Generally speaking, connecting two power sources in parallel depends on the design - imagine that supply A produces a .1V higher voltage than supply B. And that B then tries to reduce/regulate this voltage down by acting as a current sink. Ie, they are fighting each other. Fortunately, most chargers don't act as current sinks.
But some do - for example (the only one I can think of), a motorcycle alternator typically has a shunt regulator and if some other charger were to produce a "too high" voltage, it would try to short it out.0
Be sure to de-rate VMP for temperature (perhaps -4V). One source says to take the charging voltage needed plus a 2V margin for the controller and 2V for possible wire loss. So I get something like 73.2 - 4 -2 -2 = 65 which is greater than 59.
I think it is OK to run close to the limit - as I understand it, if the charging voltage is slightly low, the batteries won't accept as much charge. So the current output from the panels will drop and the panel voltage will rise to above VMP. Ie, the situation is partially self correcting, resulting in slightly slower charging, not no charging. Plus, high temperatures tend to happen when there it lots of sun.0
Low OR low duty cycle intermittent and there is no doubt that it's best to not do it at all (especially if you don't know what you are doing). The balancer listed claims 10A of balancing. Not sure I quite believe that, but it's not milli-amps.0

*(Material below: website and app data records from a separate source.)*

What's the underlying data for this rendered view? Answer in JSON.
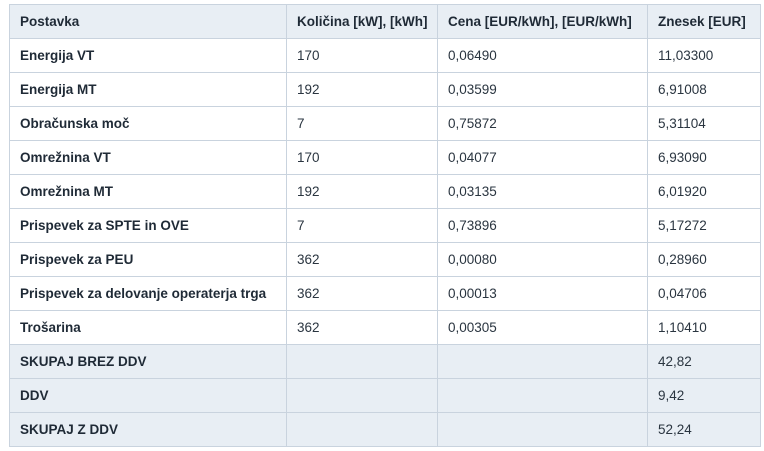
{
  "table": {
    "headers": [
      "Postavka",
      "Količina [kW], [kWh]",
      "Cena [EUR/kWh], [EUR/kWh]",
      "Znesek [EUR]"
    ],
    "rows": [
      [
        "Energija VT",
        "170",
        "0,06490",
        "11,03300"
      ],
      [
        "Energija MT",
        "192",
        "0,03599",
        "6,91008"
      ],
      [
        "Obračunska moč",
        "7",
        "0,75872",
        "5,31104"
      ],
      [
        "Omrežnina VT",
        "170",
        "0,04077",
        "6,93090"
      ],
      [
        "Omrežnina MT",
        "192",
        "0,03135",
        "6,01920"
      ],
      [
        "Prispevek za SPTE in OVE",
        "7",
        "0,73896",
        "5,17272"
      ],
      [
        "Prispevek za PEU",
        "362",
        "0,00080",
        "0,28960"
      ],
      [
        "Prispevek za delovanje operaterja trga",
        "362",
        "0,00013",
        "0,04706"
      ],
      [
        "Trošarina",
        "362",
        "0,00305",
        "1,10410"
      ]
    ],
    "summary": [
      [
        "SKUPAJ BREZ DDV",
        "",
        "",
        "42,82"
      ],
      [
        "DDV",
        "",
        "",
        "9,42"
      ],
      [
        "SKUPAJ Z DDV",
        "",
        "",
        "52,24"
      ]
    ]
  },
  "colors": {
    "header_bg": "#e8eef4",
    "border": "#c9d3de",
    "text": "#1f2a36"
  }
}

The only case where I would consider tapping a string is if a) you have a balancer installed and b) loads (from the tap) will be low or intermittent.
A 90W compressor seems about right to opportunistically cool water surrounding a set of batteries in an insulated box. Evidently reducing lead acid battery temp from 33C down to 25C can double life. That's significant.1